First grade a cause for excitement and apprehension for both
students and parents. The transition from kindergarten to first
grade is considerable, especially since most children were enrolled
in daycare or some type of pre-kindergarten in preparation for
the transition from home to group care. The days are longer, recess
and play times are shorter and children are expected to sit still
quietly for most of the day. There is more structure and lessons
are scheduled. Students have homework assignments and are tested
on the materials taught. In Language Arts, students are expected
to be reading, spelling, writing and speaking following the standards
One of the goals of first grade is to develop the children's vocabularies.
Reading and writing activities such as story time, reading groups,
individual quiet time reading and reading one on one with an instructor
are all ways to introduce new words and concepts. Children learn
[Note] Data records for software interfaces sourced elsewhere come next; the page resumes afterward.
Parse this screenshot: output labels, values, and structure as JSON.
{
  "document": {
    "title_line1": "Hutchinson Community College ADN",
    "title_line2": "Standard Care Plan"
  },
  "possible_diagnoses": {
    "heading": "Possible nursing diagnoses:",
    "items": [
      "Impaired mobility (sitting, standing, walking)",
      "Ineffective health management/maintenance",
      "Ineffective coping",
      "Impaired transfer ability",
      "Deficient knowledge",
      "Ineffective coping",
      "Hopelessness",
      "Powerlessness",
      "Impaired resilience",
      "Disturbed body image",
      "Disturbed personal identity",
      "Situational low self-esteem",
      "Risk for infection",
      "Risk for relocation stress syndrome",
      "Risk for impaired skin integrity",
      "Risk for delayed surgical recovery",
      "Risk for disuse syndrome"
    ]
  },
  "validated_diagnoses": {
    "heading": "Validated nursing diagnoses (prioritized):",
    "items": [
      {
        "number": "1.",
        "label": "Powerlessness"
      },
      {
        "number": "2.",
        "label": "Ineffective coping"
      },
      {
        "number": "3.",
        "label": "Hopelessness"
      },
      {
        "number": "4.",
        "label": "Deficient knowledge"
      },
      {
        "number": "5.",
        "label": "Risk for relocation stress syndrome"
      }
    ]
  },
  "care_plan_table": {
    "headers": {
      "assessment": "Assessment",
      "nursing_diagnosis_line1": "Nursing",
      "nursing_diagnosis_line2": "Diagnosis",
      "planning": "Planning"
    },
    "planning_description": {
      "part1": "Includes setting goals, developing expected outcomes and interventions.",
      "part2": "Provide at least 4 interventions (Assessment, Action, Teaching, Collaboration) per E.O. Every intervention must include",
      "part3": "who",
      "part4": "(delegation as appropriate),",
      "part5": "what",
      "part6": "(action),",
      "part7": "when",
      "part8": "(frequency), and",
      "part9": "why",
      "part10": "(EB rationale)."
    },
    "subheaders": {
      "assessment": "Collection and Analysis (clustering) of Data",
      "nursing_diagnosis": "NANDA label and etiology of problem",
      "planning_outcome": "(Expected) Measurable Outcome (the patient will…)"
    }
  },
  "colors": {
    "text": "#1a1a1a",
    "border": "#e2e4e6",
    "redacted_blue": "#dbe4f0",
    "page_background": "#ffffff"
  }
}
to discriminate between letters, word and sentences in books and
learn to match what they hear to what they see. Simple punctuation
such as question marks and periods become recognizable with the
use of tone and inflection of the reader. First graders learn
to distinguish between the initial, medial and final sounds in
one-syllable words. First graders are able to blend two to four
phonemes into a single syllable word and can make a list of rhyming
words. They can add, subtract or change sounds to make new words
such as cap to cat to pat to at. They can also differentiate the
syllables in a word or proper name and count them.
Teachers use decoding and word recognition techniques to develop
the students' understanding of words. Recognizing root words,
inflectional forms and word families are tools for increasing
vocabulary as are building compound words and creating contractions.
The goal is for the first grader to be able to read aloud fluently
at the appropriate level with normal sounding speech. Students
should be aware of the proper use of singular possessive pronouns
and they should be able to use the correct plural forms of nouns.
After reading a story or having a book read to them, first graders
should be able to answer questions about the story. Reading comprehension
requires the students to be able to ask and answer the five w's
of reporting. They should also be able to decipher any ambiguities
through the context of the questionable concept. First graders
should also be able to construct a literary response to the story,
using theme, plot, setting and characters to drive their written
When writing, first graders should recognize the need to capitalize
proper names, the first word of a sentence and "I" as a pronoun.
Students can spell three and four letter words and some sight
words and know the use of exclamation points, question marks and
periods. Children will be writing every day and recording journal
entries throughout the week in most first grade classrooms. Students
can prepare these entries by generating their thoughts verbally,
listing them on paper and then organizing them into a first draft.
After writing the first draft, students can edit and revise to
add detail and description.
First graders are expected to be able to take all of the skills
they have acquired in reading and writing and apply them to speaking.
Students should be able to speak in complete sentences with proper
grammar usage. They should be able to report on the stories they
have heard or read answering any relevant questions. They should
be able to recite poems, sing memorized songs and tell stories.
Students at this age are expected to be able to tell a personal
story within a timeline and provide detail in their descriptive